**Exercise goal**
The entries below must be returned exactly as they stand.

━━━━━━

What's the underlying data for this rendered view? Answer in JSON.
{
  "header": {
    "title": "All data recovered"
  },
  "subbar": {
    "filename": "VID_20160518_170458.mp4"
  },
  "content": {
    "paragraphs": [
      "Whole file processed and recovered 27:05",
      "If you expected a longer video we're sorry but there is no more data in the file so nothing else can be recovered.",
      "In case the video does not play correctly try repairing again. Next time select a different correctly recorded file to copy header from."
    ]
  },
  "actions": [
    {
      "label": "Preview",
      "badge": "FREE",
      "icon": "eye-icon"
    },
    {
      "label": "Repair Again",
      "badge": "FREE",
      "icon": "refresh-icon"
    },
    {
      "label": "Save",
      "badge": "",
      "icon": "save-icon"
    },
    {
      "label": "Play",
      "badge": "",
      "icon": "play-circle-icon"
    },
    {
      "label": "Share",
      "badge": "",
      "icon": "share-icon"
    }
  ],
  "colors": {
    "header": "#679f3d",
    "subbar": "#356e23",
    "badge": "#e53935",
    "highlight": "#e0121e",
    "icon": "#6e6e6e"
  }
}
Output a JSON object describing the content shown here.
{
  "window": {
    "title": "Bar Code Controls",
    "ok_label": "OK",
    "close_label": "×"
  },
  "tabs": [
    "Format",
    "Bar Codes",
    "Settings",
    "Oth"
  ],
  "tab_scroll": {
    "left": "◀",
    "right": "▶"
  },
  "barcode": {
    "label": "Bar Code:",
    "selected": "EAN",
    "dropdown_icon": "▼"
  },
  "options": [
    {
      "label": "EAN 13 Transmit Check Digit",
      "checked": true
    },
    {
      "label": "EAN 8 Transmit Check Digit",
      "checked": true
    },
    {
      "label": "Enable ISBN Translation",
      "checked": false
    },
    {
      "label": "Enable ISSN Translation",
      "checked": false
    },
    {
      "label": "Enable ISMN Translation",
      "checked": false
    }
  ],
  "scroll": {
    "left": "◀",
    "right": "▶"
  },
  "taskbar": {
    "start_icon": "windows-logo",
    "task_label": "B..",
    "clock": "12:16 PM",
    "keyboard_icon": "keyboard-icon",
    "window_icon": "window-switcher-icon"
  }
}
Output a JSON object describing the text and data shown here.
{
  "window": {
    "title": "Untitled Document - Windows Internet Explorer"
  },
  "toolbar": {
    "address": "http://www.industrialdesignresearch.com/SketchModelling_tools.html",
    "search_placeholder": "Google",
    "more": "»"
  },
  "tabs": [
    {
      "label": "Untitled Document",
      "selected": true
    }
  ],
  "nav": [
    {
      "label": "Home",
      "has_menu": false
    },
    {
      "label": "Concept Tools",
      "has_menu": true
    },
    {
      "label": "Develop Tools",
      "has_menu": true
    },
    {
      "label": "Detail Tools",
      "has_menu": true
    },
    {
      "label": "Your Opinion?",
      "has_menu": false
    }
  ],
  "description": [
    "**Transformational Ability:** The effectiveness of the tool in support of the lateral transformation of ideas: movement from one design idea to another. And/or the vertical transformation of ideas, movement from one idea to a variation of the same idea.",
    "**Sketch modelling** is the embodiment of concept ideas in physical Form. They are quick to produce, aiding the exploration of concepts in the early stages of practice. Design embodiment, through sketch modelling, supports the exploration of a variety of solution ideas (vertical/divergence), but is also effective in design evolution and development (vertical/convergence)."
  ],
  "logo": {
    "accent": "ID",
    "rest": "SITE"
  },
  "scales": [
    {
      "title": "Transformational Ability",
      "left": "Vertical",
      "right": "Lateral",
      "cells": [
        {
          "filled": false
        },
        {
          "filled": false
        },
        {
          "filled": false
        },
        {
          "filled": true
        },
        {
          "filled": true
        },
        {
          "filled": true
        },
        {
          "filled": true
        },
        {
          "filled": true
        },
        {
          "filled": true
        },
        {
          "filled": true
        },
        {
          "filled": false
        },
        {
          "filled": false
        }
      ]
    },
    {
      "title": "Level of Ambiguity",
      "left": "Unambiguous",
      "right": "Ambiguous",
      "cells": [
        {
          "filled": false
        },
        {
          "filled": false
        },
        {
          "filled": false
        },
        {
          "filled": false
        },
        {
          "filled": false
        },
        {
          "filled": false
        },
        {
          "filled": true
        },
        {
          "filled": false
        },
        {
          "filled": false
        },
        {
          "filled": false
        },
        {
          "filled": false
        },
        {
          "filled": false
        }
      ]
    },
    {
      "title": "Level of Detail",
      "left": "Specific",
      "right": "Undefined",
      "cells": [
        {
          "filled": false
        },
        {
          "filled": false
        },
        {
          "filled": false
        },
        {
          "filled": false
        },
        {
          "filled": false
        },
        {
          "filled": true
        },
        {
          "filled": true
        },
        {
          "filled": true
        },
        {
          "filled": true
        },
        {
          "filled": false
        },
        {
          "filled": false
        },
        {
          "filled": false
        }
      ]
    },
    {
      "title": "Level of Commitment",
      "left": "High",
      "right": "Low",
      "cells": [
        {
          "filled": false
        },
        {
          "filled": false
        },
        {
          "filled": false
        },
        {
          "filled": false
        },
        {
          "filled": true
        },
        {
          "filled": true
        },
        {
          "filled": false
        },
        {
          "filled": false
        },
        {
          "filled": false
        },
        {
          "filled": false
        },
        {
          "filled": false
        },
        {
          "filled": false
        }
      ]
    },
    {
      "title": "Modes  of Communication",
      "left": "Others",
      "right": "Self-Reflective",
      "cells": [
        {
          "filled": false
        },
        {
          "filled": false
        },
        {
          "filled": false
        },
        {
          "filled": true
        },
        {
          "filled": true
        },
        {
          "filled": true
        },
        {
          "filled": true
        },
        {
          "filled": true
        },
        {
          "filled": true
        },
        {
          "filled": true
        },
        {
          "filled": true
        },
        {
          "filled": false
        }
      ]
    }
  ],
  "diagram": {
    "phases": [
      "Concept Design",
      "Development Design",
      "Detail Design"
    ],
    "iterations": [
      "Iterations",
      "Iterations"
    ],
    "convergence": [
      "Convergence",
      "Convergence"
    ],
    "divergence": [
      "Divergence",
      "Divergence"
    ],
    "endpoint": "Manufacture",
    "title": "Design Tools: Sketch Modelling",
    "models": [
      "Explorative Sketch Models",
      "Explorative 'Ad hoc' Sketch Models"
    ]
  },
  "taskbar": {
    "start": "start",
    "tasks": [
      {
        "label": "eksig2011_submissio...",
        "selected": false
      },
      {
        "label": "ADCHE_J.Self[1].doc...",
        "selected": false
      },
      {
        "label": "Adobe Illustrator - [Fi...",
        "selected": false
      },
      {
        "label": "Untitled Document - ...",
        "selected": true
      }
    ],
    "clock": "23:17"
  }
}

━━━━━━

**Task result**
What's the underlying data for this rendered view? Answer in JSON.
{
  "header": {
    "title": "All data recovered"
  },
  "subbar": {
    "filename": "VID_20160518_170458.mp4"
  },
  "content": {
    "paragraphs": [
      "Whole file processed and recovered 27:05",
      "If you expected a longer video we're sorry but there is no more data in the file so nothing else can be recovered.",
      "In case the video does not play correctly try repairing again. Next time select a different correctly recorded file to copy header from."
    ]
  },
  "actions": [
    {
      "label": "Preview",
      "badge": "FREE",
      "icon": "eye-icon"
    },
    {
      "label": "Repair Again",
      "badge": "FREE",
      "icon": "refresh-icon"
    },
    {
      "label": "Save",
      "badge": "",
      "icon": "save-icon"
    },
    {
      "label": "Play",
      "badge": "",
      "icon": "play-circle-icon"
    },
    {
      "label": "Share",
      "badge": "",
      "icon": "share-icon"
    }
  ],
  "colors": {
    "header": "#679f3d",
    "subbar": "#356e23",
    "badge": "#e53935",
    "highlight": "#e0121e",
    "icon": "#6e6e6e"
  }
}
Output a JSON object describing the content shown here.
{
  "window": {
    "title": "Bar Code Controls",
    "ok_label": "OK",
    "close_label": "×"
  },
  "tabs": [
    "Format",
    "Bar Codes",
    "Settings",
    "Oth"
  ],
  "tab_scroll": {
    "left": "◀",
    "right": "▶"
  },
  "barcode": {
    "label": "Bar Code:",
    "selected": "EAN",
    "dropdown_icon": "▼"
  },
  "options": [
    {
      "label": "EAN 13 Transmit Check Digit",
      "checked": true
    },
    {
      "label": "EAN 8 Transmit Check Digit",
      "checked": true
    },
    {
      "label": "Enable ISBN Translation",
      "checked": false
    },
    {
      "label": "Enable ISSN Translation",
      "checked": false
    },
    {
      "label": "Enable ISMN Translation",
      "checked": false
    }
  ],
  "scroll": {
    "left": "◀",
    "right": "▶"
  },
  "taskbar": {
    "start_icon": "windows-logo",
    "task_label": "B..",
    "clock": "12:16 PM",
    "keyboard_icon": "keyboard-icon",
    "window_icon": "window-switcher-icon"
  }
}
Output a JSON object describing the text and data shown here.
{
  "window": {
    "title": "Untitled Document - Windows Internet Explorer"
  },
  "toolbar": {
    "address": "http://www.industrialdesignresearch.com/SketchModelling_tools.html",
    "search_placeholder": "Google",
    "more": "»"
  },
  "tabs": [
    {
      "label": "Untitled Document",
      "selected": true
    }
  ],
  "nav": [
    {
      "label": "Home",
      "has_menu": false
    },
    {
      "label": "Concept Tools",
      "has_menu": true
    },
    {
      "label": "Develop Tools",
      "has_menu": true
    },
    {
      "label": "Detail Tools",
      "has_menu": true
    },
    {
      "label": "Your Opinion?",
      "has_menu": false
    }
  ],
  "description": [
    "**Transformational Ability:** The effectiveness of the tool in support of the lateral transformation of ideas: movement from one design idea to another. And/or the vertical transformation of ideas, movement from one idea to a variation of the same idea.",
    "**Sketch modelling** is the embodiment of concept ideas in physical Form. They are quick to produce, aiding the exploration of concepts in the early stages of practice. Design embodiment, through sketch modelling, supports the exploration of a variety of solution ideas (vertical/divergence), but is also effective in design evolution and development (vertical/convergence)."
  ],
  "logo": {
    "accent": "ID",
    "rest": "SITE"
  },
  "scales": [
    {
      "title": "Transformational Ability",
      "left": "Vertical",
      "right": "Lateral",
      "cells": [
        {
          "filled": false
        },
        {
          "filled": false
        },
        {
          "filled": false
        },
        {
          "filled": true
        },
        {
          "filled": true
        },
        {
          "filled": true
        },
        {
          "filled": true
        },
        {
          "filled": true
        },
        {
          "filled": true
        },
        {
          "filled": true
        },
        {
          "filled": false
        },
        {
          "filled": false
        }
      ]
    },
    {
      "title": "Level of Ambiguity",
      "left": "Unambiguous",
      "right": "Ambiguous",
      "cells": [
        {
          "filled": false
        },
        {
          "filled": false
        },
        {
          "filled": false
        },
        {
          "filled": false
        },
        {
          "filled": false
        },
        {
          "filled": false
        },
        {
          "filled": true
        },
        {
          "filled": false
        },
        {
          "filled": false
        },
        {
          "filled": false
        },
        {
          "filled": false
        },
        {
          "filled": false
        }
      ]
    },
    {
      "title": "Level of Detail",
      "left": "Specific",
      "right": "Undefined",
      "cells": [
        {
          "filled": false
        },
        {
          "filled": false
        },
        {
          "filled": false
        },
        {
          "filled": false
        },
        {
          "filled": false
        },
        {
          "filled": true
        },
        {
          "filled": true
        },
        {
          "filled": true
        },
        {
          "filled": true
        },
        {
          "filled": false
        },
        {
          "filled": false
        },
        {
          "filled": false
        }
      ]
    },
    {
      "title": "Level of Commitment",
      "left": "High",
      "right": "Low",
      "cells": [
        {
          "filled": false
        },
        {
          "filled": false
        },
        {
          "filled": false
        },
        {
          "filled": false
        },
        {
          "filled": true
        },
        {
          "filled": true
        },
        {
          "filled": false
        },
        {
          "filled": false
        },
        {
          "filled": false
        },
        {
          "filled": false
        },
        {
          "filled": false
        },
        {
          "filled": false
        }
      ]
    },
    {
      "title": "Modes  of Communication",
      "left": "Others",
      "right": "Self-Reflective",
      "cells": [
        {
          "filled": false
        },
        {
          "filled": false
        },
        {
          "filled": false
        },
        {
          "filled": true
        },
        {
          "filled": true
        },
        {
          "filled": true
        },
        {
          "filled": true
        },
        {
          "filled": true
        },
        {
          "filled": true
        },
        {
          "filled": true
        },
        {
          "filled": true
        },
        {
          "filled": false
        }
      ]
    }
  ],
  "diagram": {
    "phases": [
      "Concept Design",
      "Development Design",
      "Detail Design"
    ],
    "iterations": [
      "Iterations",
      "Iterations"
    ],
    "convergence": [
      "Convergence",
      "Convergence"
    ],
    "divergence": [
      "Divergence",
      "Divergence"
    ],
    "endpoint": "Manufacture",
    "title": "Design Tools: Sketch Modelling",
    "models": [
      "Explorative Sketch Models",
      "Explorative 'Ad hoc' Sketch Models"
    ]
  },
  "taskbar": {
    "start": "start",
    "tasks": [
      {
        "label": "eksig2011_submissio...",
        "selected": false
      },
      {
        "label": "ADCHE_J.Self[1].doc...",
        "selected": false
      },
      {
        "label": "Adobe Illustrator - [Fi...",
        "selected": false
      },
      {
        "label": "Untitled Document - ...",
        "selected": true
      }
    ],
    "clock": "23:17"
  }
}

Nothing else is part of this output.